In Elizabeth Taylor: Icon of American Empire, Gloria Shin contends that the eponymous movie star is a model of postcolonial whiteness as her tenure as the most beautiful and famous woman in the world coincides with the era of postcolonialism in the 1950s and 1960s. Taylor is examined through a series of overlapping readings: as the Mistress in a cycle of Hollywood plantation films in the 1950s, via her extra-cinematic image as an exoticized jet-setting wanton seductress in the 1960s, through her repatriation to the U.S. and the election of her pro-military husband to the U.S. Senate in the 1970s, and her evolution as a relentless AIDS activist in the 1980s. Across these interpretative frames, Taylor emerges as the figuration who performs the vast possibilities open to postcolonial whites for mobility, pleasure, and political agency while operating without the burdens of race that allows her stardom to be symbolic of American Empire at the apex of its power.
Gloria Shin is full-time instructor in film, television, and media studies in the School of Film and Television at Loyola Marymount University. She is a media consultant whose work has been featured on NPR and in the Los Angeles Times.
Chapter 1: Beauty is a Rare Thing: Pulchritude, Performance and Elizabeth Taylor’s Body
Chapter 2: Taylor Made: Race, Gender and Discipline in the Plantation Films of Elizabeth Taylor
Chapter 3: ‘If it be Love Indeed, Tell Me How Much’: Elizabeth Taylor, Richard Burton and White Pleasure After Empire
Chapter 4: The Most Beautiful Woman Saves the World: Capitalism, the Maternal Melodrama and the Meaning of Elizabeth Taylor’s AIDS Activism
Elizabeth Taylor: Icon of American Empire examines the life, career, and activism of Elizabeth Taylor (1932–2011) through the lenses of critical race theory, postcolonial theory, feminist theory, and political theory. Shin argues that Taylor is a “metaphor of American empire” and a symbol of “postcolonial whiteness.” The book’s four chapters explore four elements of Taylor’s mythology. Chapter 1 examines Taylor’s physical beauty and its connection to a hyperfeminine ideal of whiteness. In chapter 2, Shin analyzes Taylor’s filmography, focusing specifically on her roles in the “plantation films” Elephant Walk, Giant, and Raintree Country, arguing that the films provide a colonial gaze and reference “manifest domesticity.” Taylor’s storied relationship with Welsh actor Richard Burton is explored in chapter 3. Shin argues that their commodified relationship positioned them to succeed as freelance actors following the demise of the Hollywood studio system. In the final chapter, Shin examines Taylor’s late-life AIDS activism, arguing that it created the foundation for future celebrity activism. The Taylor Shin presents was a star and symbol who set the groundwork for future celebrity representation even as she was a conduit for “US imperial ambitions.”Highly recommended

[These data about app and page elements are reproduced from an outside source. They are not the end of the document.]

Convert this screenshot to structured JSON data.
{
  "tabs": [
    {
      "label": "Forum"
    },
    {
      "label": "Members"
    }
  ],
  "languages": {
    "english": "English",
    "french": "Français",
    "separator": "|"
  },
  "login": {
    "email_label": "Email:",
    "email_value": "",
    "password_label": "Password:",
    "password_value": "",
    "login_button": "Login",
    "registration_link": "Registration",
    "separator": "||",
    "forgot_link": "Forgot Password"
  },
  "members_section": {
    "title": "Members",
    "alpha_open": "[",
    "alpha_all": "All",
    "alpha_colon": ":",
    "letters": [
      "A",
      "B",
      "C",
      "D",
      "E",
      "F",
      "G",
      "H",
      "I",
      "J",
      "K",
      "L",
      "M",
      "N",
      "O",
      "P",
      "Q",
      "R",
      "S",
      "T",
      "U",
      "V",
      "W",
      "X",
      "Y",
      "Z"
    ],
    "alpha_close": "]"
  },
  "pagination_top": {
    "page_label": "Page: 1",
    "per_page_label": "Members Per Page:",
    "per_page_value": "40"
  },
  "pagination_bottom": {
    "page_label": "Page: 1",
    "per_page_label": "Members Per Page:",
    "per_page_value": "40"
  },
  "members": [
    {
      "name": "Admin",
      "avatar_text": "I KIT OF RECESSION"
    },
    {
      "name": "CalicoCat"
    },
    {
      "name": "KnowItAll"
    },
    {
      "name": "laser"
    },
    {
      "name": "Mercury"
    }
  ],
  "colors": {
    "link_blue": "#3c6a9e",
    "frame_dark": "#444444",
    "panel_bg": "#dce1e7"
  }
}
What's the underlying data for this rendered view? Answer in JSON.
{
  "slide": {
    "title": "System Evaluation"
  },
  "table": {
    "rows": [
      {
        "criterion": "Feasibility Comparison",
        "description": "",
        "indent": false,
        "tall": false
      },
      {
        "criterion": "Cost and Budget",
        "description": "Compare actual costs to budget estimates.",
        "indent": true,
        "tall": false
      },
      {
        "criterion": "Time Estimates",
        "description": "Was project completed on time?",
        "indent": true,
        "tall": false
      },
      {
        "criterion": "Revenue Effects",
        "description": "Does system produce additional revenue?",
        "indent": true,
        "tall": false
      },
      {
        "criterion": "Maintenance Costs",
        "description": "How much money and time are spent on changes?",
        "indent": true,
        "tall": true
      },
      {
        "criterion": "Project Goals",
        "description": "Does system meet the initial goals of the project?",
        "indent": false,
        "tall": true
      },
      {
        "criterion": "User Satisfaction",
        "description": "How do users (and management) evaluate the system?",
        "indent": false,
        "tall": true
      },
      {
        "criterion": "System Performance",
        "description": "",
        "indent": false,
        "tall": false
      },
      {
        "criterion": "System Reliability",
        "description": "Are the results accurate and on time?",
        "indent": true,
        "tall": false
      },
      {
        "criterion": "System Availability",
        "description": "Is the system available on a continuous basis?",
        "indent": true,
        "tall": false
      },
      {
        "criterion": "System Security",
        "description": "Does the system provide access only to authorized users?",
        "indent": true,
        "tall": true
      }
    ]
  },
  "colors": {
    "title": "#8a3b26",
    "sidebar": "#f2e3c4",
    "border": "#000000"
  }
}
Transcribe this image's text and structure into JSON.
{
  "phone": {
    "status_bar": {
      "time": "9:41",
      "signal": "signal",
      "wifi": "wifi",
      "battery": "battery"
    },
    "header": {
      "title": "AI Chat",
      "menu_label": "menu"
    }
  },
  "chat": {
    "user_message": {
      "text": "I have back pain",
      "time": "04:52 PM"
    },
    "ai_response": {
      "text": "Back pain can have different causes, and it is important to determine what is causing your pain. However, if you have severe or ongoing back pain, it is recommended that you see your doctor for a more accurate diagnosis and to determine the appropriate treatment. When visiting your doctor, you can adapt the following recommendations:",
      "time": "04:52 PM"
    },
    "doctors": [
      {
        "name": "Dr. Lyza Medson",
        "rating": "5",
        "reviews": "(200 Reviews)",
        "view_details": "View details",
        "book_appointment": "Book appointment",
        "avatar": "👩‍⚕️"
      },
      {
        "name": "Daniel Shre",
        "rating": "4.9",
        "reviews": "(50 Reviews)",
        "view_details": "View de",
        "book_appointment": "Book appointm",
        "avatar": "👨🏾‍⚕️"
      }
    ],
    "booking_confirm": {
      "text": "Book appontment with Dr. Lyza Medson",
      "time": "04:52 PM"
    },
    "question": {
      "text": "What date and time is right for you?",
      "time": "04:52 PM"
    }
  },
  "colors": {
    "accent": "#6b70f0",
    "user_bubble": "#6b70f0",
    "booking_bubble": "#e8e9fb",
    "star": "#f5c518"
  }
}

Yes, there is more to say about Elizabeth Taylor, and Gloria Shin proves it with her unique look at the late icon as the model of postcolonial whiteness. Of particular interest is Shin’s focus on Taylor’s AIDS activism, and how Taylor served 'as an effective agent of positive social change.'
Elizabeth Taylor: Icon of American Empire offers a meticulously researched, rigorous, and insightful new perspective about the titular Hollywood star. Gloria Shin explores Taylor’s iconicity as a symbol of postcolonial whiteness, revealing how the actress’s film roles, glamorous extra-cinematic image, and late-career political activism collectively frame her as appealing model of American imperialist power and consumption.